To encrypt the data being sent from the browser to the server you need to have a security certificate attached to the web site. That certificate encrypts all of the information the browser sends using a key that only the specific web site knows how to decrypt.
The server can then apply the hash to the password before comparing it with the stored copy.
Sending the MD5 hash of the password in plain text doesn't provide any protection as that hash effectively is the password in that instance and anyone intercepting it would be able to use it to log in just the same as if the plain text version were sent. Only the encryption provided by the security certificate provides the protection from being intercepted.

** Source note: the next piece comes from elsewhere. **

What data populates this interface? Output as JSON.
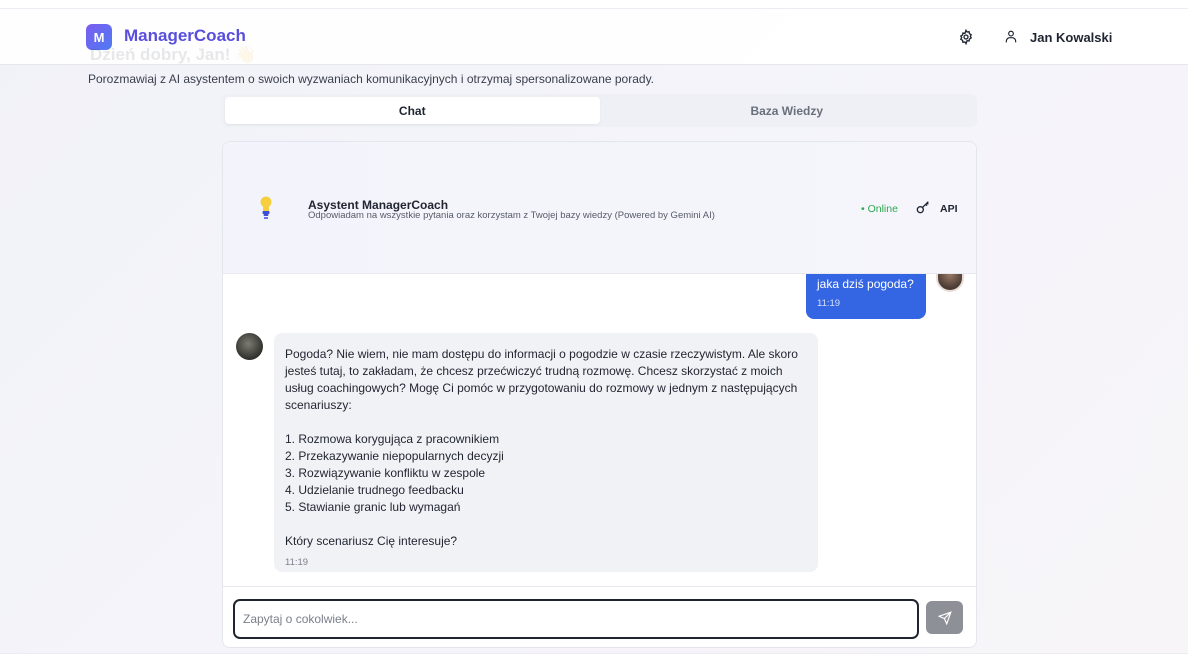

All the examples ignore the step you are talking about because it doesn't serve any purpose.